# [What the exercise asks]
If a line of the data below holds the string "JSON", copy it.

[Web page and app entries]
#####

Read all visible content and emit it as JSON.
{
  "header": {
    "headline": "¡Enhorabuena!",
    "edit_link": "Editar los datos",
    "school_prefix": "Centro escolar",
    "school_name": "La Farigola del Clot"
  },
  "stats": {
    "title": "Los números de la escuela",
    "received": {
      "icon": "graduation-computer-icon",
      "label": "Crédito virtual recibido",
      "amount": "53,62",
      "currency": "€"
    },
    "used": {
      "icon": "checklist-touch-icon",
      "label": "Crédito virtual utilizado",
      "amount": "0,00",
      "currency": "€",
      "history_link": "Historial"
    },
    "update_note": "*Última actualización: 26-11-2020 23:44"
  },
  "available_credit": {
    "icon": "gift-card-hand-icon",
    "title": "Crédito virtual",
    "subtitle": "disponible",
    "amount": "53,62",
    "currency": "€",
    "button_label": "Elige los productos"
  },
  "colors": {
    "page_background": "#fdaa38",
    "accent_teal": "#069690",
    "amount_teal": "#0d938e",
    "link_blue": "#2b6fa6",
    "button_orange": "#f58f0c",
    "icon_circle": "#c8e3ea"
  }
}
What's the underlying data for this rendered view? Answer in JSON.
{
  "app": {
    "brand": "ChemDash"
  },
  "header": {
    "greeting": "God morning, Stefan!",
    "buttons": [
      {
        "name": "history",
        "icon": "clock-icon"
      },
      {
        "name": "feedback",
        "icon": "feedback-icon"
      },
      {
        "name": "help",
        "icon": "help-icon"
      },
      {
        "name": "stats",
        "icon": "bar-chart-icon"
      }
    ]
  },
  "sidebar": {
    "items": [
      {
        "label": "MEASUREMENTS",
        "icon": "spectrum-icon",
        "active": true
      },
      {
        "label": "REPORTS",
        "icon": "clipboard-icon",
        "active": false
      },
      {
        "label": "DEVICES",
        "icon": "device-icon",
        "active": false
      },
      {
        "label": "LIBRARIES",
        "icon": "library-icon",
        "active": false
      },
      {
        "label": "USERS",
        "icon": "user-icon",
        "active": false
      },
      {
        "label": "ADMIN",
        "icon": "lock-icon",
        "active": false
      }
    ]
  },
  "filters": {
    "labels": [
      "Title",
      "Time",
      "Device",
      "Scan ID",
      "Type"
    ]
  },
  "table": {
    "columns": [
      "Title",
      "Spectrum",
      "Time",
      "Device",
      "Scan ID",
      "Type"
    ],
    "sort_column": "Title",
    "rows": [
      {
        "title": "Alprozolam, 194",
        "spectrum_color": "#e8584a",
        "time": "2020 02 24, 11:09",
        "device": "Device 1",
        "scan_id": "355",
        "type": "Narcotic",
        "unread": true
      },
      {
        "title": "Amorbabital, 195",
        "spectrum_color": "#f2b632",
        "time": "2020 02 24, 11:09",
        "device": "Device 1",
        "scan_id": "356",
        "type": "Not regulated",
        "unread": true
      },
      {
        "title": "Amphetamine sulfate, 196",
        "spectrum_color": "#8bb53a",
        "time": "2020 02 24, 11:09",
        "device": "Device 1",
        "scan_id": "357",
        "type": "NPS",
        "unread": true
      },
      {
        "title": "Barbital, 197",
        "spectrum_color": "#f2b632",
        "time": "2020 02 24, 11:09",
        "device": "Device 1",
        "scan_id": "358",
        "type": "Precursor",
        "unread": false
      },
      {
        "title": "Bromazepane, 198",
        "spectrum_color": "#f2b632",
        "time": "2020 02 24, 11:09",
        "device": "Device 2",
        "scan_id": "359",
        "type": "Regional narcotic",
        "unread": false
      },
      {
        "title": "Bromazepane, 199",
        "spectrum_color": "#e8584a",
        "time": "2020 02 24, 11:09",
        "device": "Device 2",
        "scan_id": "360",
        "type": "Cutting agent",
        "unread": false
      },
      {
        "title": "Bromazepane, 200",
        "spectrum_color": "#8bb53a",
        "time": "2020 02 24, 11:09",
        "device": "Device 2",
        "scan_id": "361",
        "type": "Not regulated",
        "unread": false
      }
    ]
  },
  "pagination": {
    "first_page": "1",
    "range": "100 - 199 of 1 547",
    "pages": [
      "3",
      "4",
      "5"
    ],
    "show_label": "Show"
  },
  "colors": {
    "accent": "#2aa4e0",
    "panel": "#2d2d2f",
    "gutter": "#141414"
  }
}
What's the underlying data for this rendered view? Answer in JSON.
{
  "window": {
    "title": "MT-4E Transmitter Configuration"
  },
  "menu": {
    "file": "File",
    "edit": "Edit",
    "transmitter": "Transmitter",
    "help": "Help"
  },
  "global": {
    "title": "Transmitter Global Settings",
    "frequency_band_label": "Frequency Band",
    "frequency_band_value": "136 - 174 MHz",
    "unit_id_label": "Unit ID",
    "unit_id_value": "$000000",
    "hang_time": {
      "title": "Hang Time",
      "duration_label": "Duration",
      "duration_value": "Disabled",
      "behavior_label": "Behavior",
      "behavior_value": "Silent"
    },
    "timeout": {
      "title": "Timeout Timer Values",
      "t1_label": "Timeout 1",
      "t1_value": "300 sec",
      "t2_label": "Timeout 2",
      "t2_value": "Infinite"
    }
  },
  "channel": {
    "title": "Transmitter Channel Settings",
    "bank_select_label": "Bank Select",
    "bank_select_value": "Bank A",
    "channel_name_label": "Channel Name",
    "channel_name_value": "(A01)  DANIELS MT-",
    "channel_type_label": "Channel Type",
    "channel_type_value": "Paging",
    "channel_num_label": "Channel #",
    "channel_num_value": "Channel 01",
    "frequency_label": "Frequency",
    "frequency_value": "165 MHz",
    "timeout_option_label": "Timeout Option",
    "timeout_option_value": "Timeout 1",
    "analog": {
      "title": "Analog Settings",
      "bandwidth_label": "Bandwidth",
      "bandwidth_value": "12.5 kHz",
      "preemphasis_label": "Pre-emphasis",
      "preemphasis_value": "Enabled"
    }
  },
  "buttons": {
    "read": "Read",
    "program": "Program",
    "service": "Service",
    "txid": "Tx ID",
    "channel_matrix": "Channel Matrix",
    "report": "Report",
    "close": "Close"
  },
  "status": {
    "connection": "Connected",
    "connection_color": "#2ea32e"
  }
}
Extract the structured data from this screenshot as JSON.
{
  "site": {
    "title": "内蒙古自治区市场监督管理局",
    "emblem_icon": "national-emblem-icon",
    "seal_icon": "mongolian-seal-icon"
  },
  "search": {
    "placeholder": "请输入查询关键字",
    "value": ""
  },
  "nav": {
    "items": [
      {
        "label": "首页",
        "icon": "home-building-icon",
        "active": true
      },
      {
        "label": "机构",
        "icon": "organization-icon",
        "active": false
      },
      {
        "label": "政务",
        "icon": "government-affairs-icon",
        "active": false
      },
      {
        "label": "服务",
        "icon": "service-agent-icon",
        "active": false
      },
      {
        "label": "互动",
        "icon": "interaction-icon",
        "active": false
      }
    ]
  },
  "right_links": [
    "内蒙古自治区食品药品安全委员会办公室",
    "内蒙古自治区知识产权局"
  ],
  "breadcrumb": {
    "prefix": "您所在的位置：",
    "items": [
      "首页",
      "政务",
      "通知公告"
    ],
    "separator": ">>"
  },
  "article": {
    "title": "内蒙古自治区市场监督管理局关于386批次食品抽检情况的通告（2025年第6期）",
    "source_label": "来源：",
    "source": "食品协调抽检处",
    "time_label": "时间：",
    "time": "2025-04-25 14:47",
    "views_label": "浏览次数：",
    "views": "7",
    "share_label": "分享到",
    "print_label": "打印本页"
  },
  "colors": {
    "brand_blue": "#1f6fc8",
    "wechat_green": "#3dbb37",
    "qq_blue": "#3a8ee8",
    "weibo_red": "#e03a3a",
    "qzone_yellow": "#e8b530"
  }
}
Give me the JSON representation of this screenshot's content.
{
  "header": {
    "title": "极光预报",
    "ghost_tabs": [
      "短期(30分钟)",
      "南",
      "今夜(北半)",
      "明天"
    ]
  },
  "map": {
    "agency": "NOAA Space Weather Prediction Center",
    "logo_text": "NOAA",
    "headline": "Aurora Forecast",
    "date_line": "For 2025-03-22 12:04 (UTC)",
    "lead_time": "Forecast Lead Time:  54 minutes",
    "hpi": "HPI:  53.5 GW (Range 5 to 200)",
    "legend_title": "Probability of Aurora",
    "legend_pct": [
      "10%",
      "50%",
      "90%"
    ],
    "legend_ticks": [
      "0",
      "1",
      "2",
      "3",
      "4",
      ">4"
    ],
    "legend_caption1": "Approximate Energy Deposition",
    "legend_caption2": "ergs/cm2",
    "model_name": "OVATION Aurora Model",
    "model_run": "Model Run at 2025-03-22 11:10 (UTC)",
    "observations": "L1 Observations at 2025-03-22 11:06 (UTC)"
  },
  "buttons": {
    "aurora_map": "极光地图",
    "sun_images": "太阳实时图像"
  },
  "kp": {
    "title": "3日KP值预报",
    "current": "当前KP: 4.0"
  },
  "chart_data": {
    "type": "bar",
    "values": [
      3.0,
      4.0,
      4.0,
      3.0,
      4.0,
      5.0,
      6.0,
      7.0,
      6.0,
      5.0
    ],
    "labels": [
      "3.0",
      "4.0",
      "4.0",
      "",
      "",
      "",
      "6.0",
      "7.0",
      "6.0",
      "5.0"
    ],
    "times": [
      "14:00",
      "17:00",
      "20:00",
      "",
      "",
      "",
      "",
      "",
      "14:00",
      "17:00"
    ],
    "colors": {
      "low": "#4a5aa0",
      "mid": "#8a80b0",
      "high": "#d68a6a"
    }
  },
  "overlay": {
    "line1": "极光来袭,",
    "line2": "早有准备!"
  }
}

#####

# [Reply to the task]
Read all visible content and emit it as JSON.
What's the underlying data for this rendered view? Answer in JSON.
What's the underlying data for this rendered view? Answer in JSON.
Extract the structured data from this screenshot as JSON.
Give me the JSON representation of this screenshot's content.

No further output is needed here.